In the study, researchers found that participants with insomnia and an objectively measured, severely short sleep duration of less than five hours had a risk for hypertension that was 500 percent higher than participants without insomnia who slept more than six hours.
People with insomnia and moderately short sleep duration of five to six hours had a risk for hypertension that was 350 percent higher than normal sleepers.
On contrary, neither insomnia with a normal sleep duration of more than six hours nor a short sleep duration without a sleep complaint was associated with a significant risk for hypertension.
This suggests that there is an additive or synergistic effect on hypertension risk when insomnia occurs in combination with short sleep duration.
Lead author Alexandros N. Vgontzas, MD, director of the Sleep Research and Treatment Center at the Penn State College of Medicine in Hershey, Pa., said that one of the study's strengths is that sleep duration was measured objectively by overnight polysomnography.
"It should be emphasized that many times the amount that we feel we slept is different from the actual amount.
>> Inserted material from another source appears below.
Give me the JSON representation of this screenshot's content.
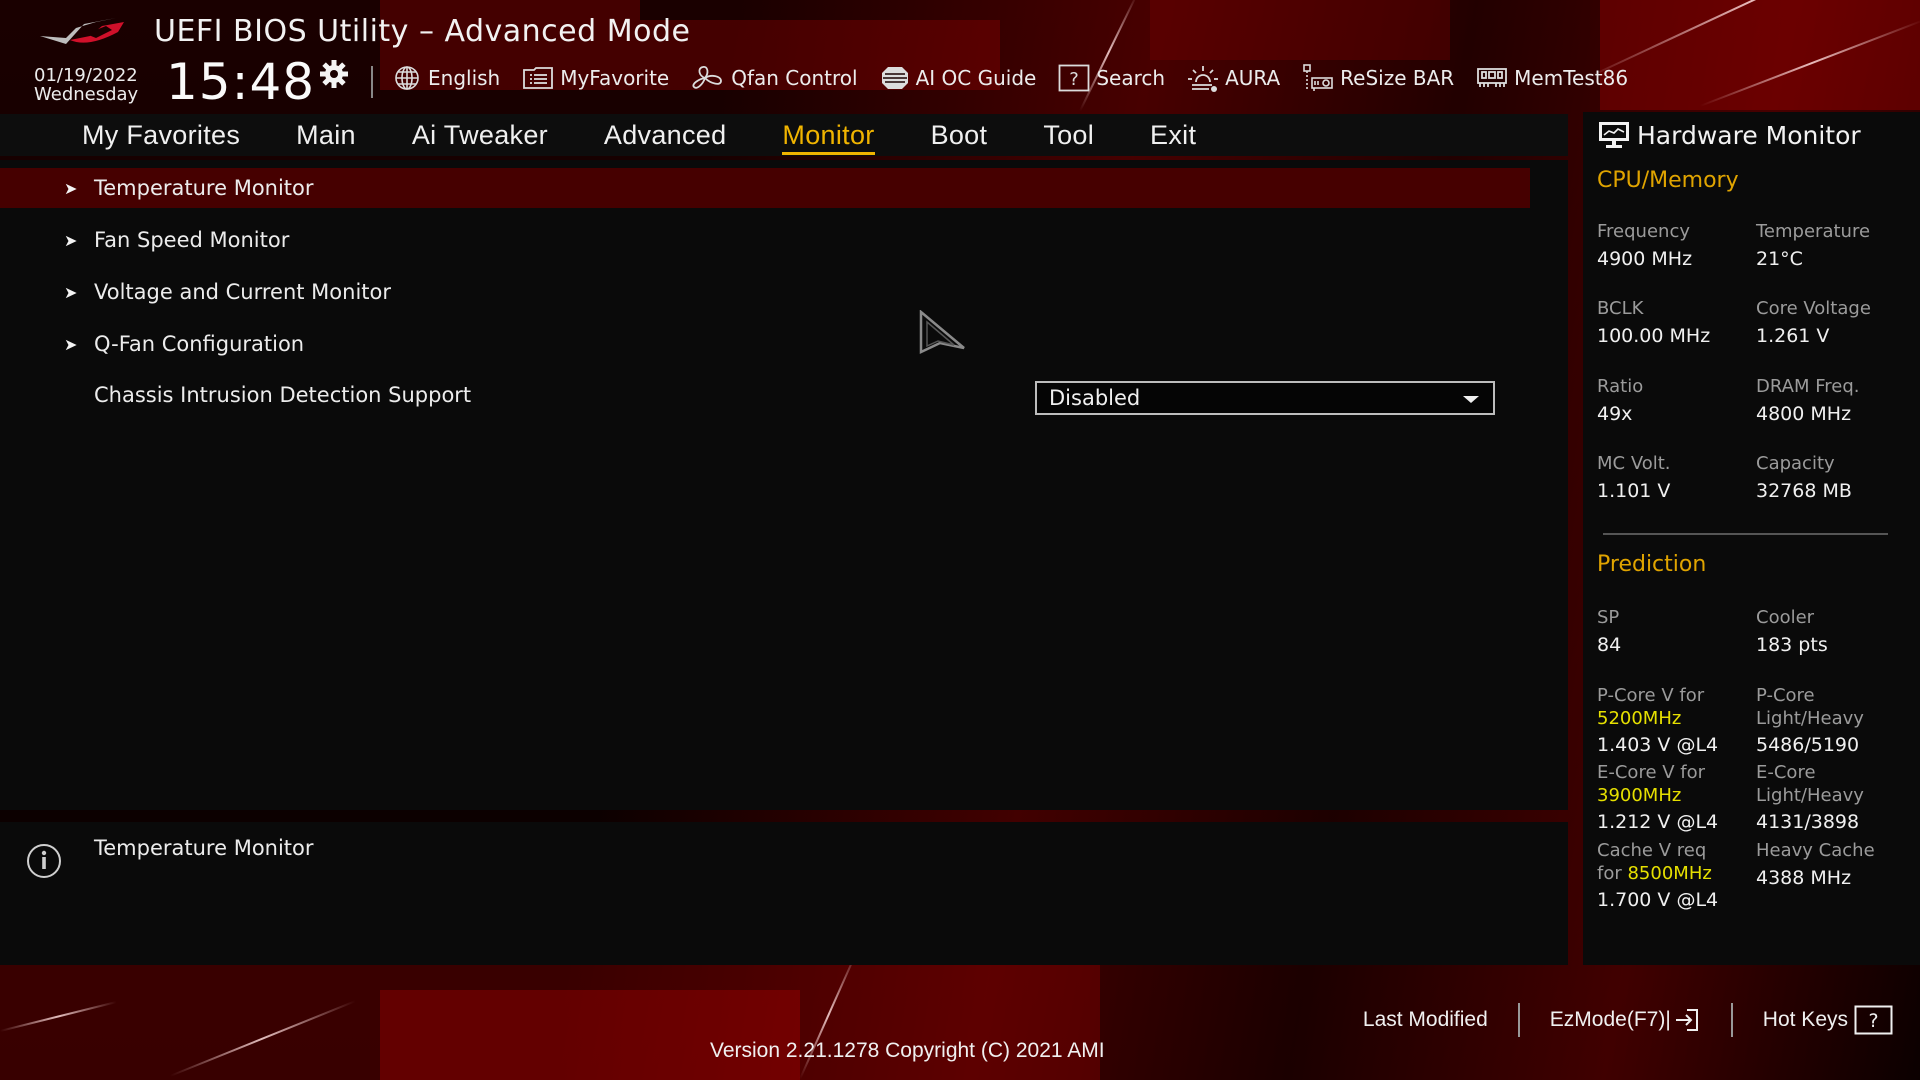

Thus self-reported sleep duration cannot replace measured sleep duration," said Vgontzas.
The study involved a random sample of 1,741 men and women in central Pennsylvania with an average age of 49 years.
Eight percent were classified as having chronic insomnia with symptoms persisting for at least one year; 22 percent were poor sleepers with a moderate to severe complaint of difficulty falling asleep, staying asleep, early final awakening or unrefreshing sleep; and 70 percent were normal sleepers.
Twenty-one percent had a severely short sleep duration of less than five hours; 23 percent had a moderately short sleep duration of five to six hours; and 56 percent had a normal sleep duration of more than six hours.
Although the cross-sectional nature of the study did not allow for causality to be determined, the researchers note that large amounts of clinical and research data indicate that it is most likely that insomnia leads to hypertension.
The study appears in the April 1 issue of the journal SLEEP. (ANI)